*** PROVIDED DATA Section Begins ***

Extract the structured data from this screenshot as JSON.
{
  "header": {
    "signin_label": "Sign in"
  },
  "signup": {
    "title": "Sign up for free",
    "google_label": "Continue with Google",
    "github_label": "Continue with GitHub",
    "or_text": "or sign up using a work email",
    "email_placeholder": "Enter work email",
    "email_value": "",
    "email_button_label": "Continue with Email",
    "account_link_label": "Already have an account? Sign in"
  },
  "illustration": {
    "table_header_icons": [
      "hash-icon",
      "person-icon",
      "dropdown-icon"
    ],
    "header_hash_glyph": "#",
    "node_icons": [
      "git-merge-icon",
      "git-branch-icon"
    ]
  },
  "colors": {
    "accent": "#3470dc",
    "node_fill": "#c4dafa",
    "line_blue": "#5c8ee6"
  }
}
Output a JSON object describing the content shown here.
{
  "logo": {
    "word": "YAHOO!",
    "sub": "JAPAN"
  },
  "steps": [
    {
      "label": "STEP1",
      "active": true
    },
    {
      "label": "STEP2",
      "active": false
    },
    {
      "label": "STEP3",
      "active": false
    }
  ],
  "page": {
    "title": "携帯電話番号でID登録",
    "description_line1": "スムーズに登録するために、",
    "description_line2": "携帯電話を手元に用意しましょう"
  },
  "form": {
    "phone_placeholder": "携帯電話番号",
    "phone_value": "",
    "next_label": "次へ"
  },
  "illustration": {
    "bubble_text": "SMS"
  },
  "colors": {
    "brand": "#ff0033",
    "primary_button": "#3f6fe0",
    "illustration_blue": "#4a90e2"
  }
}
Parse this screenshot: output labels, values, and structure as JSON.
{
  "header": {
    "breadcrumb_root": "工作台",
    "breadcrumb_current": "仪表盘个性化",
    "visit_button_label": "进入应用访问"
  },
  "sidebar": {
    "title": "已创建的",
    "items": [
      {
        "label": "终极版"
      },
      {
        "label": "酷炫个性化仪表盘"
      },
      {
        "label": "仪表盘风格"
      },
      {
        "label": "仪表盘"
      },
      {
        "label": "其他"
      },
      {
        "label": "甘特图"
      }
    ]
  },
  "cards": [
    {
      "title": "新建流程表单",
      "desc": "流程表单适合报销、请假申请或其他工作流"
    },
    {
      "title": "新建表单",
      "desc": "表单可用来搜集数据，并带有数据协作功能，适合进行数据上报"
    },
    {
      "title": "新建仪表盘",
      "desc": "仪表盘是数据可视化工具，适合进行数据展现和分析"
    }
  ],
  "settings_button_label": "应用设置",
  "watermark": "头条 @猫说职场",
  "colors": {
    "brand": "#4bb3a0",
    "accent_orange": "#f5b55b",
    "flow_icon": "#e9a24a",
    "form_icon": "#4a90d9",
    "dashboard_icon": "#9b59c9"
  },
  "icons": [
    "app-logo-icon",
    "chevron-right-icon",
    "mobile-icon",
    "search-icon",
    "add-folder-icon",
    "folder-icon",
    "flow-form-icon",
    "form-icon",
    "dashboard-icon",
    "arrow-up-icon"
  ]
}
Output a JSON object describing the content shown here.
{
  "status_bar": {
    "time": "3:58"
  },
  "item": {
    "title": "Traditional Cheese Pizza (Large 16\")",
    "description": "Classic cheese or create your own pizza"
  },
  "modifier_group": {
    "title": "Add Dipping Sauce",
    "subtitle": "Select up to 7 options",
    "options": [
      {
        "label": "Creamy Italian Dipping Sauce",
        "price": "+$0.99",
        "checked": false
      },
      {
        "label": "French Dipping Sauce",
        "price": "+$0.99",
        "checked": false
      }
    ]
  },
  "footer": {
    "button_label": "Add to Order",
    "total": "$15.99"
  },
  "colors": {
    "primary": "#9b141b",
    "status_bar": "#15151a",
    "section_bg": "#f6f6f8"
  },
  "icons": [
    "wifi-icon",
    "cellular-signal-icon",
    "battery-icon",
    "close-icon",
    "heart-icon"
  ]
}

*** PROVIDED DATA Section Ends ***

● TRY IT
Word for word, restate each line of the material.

● RESULT OF THIS EXERCISE
Extract the structured data from this screenshot as JSON.
{
  "header": {
    "signin_label": "Sign in"
  },
  "signup": {
    "title": "Sign up for free",
    "google_label": "Continue with Google",
    "github_label": "Continue with GitHub",
    "or_text": "or sign up using a work email",
    "email_placeholder": "Enter work email",
    "email_value": "",
    "email_button_label": "Continue with Email",
    "account_link_label": "Already have an account? Sign in"
  },
  "illustration": {
    "table_header_icons": [
      "hash-icon",
      "person-icon",
      "dropdown-icon"
    ],
    "header_hash_glyph": "#",
    "node_icons": [
      "git-merge-icon",
      "git-branch-icon"
    ]
  },
  "colors": {
    "accent": "#3470dc",
    "node_fill": "#c4dafa",
    "line_blue": "#5c8ee6"
  }
}
Output a JSON object describing the content shown here.
{
  "logo": {
    "word": "YAHOO!",
    "sub": "JAPAN"
  },
  "steps": [
    {
      "label": "STEP1",
      "active": true
    },
    {
      "label": "STEP2",
      "active": false
    },
    {
      "label": "STEP3",
      "active": false
    }
  ],
  "page": {
    "title": "携帯電話番号でID登録",
    "description_line1": "スムーズに登録するために、",
    "description_line2": "携帯電話を手元に用意しましょう"
  },
  "form": {
    "phone_placeholder": "携帯電話番号",
    "phone_value": "",
    "next_label": "次へ"
  },
  "illustration": {
    "bubble_text": "SMS"
  },
  "colors": {
    "brand": "#ff0033",
    "primary_button": "#3f6fe0",
    "illustration_blue": "#4a90e2"
  }
}
Parse this screenshot: output labels, values, and structure as JSON.
{
  "header": {
    "breadcrumb_root": "工作台",
    "breadcrumb_current": "仪表盘个性化",
    "visit_button_label": "进入应用访问"
  },
  "sidebar": {
    "title": "已创建的",
    "items": [
      {
        "label": "终极版"
      },
      {
        "label": "酷炫个性化仪表盘"
      },
      {
        "label": "仪表盘风格"
      },
      {
        "label": "仪表盘"
      },
      {
        "label": "其他"
      },
      {
        "label": "甘特图"
      }
    ]
  },
  "cards": [
    {
      "title": "新建流程表单",
      "desc": "流程表单适合报销、请假申请或其他工作流"
    },
    {
      "title": "新建表单",
      "desc": "表单可用来搜集数据，并带有数据协作功能，适合进行数据上报"
    },
    {
      "title": "新建仪表盘",
      "desc": "仪表盘是数据可视化工具，适合进行数据展现和分析"
    }
  ],
  "settings_button_label": "应用设置",
  "watermark": "头条 @猫说职场",
  "colors": {
    "brand": "#4bb3a0",
    "accent_orange": "#f5b55b",
    "flow_icon": "#e9a24a",
    "form_icon": "#4a90d9",
    "dashboard_icon": "#9b59c9"
  },
  "icons": [
    "app-logo-icon",
    "chevron-right-icon",
    "mobile-icon",
    "search-icon",
    "add-folder-icon",
    "folder-icon",
    "flow-form-icon",
    "form-icon",
    "dashboard-icon",
    "arrow-up-icon"
  ]
}
Output a JSON object describing the content shown here.
{
  "status_bar": {
    "time": "3:58"
  },
  "item": {
    "title": "Traditional Cheese Pizza (Large 16\")",
    "description": "Classic cheese or create your own pizza"
  },
  "modifier_group": {
    "title": "Add Dipping Sauce",
    "subtitle": "Select up to 7 options",
    "options": [
      {
        "label": "Creamy Italian Dipping Sauce",
        "price": "+$0.99",
        "checked": false
      },
      {
        "label": "French Dipping Sauce",
        "price": "+$0.99",
        "checked": false
      }
    ]
  },
  "footer": {
    "button_label": "Add to Order",
    "total": "$15.99"
  },
  "colors": {
    "primary": "#9b141b",
    "status_bar": "#15151a",
    "section_bg": "#f6f6f8"
  },
  "icons": [
    "wifi-icon",
    "cellular-signal-icon",
    "battery-icon",
    "close-icon",
    "heart-icon"
  ]
}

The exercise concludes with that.